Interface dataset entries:
_ _ _
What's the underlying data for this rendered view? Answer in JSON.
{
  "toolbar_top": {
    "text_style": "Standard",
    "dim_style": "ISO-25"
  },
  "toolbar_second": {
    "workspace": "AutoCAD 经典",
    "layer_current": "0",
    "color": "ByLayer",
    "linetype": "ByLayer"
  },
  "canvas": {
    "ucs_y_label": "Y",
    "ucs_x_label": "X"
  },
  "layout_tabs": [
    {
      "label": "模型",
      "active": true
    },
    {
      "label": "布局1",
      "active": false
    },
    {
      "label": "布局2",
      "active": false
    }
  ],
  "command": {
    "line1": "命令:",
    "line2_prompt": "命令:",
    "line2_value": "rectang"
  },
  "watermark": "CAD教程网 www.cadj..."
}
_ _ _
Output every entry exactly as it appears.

What's the underlying data for this rendered view? Answer in JSON.
{
  "toolbar_top": {
    "text_style": "Standard",
    "dim_style": "ISO-25"
  },
  "toolbar_second": {
    "workspace": "AutoCAD 经典",
    "layer_current": "0",
    "color": "ByLayer",
    "linetype": "ByLayer"
  },
  "canvas": {
    "ucs_y_label": "Y",
    "ucs_x_label": "X"
  },
  "layout_tabs": [
    {
      "label": "模型",
      "active": true
    },
    {
      "label": "布局1",
      "active": false
    },
    {
      "label": "布局2",
      "active": false
    }
  ],
  "command": {
    "line1": "命令:",
    "line2_prompt": "命令:",
    "line2_value": "rectang"
  },
  "watermark": "CAD教程网 www.cadj..."
}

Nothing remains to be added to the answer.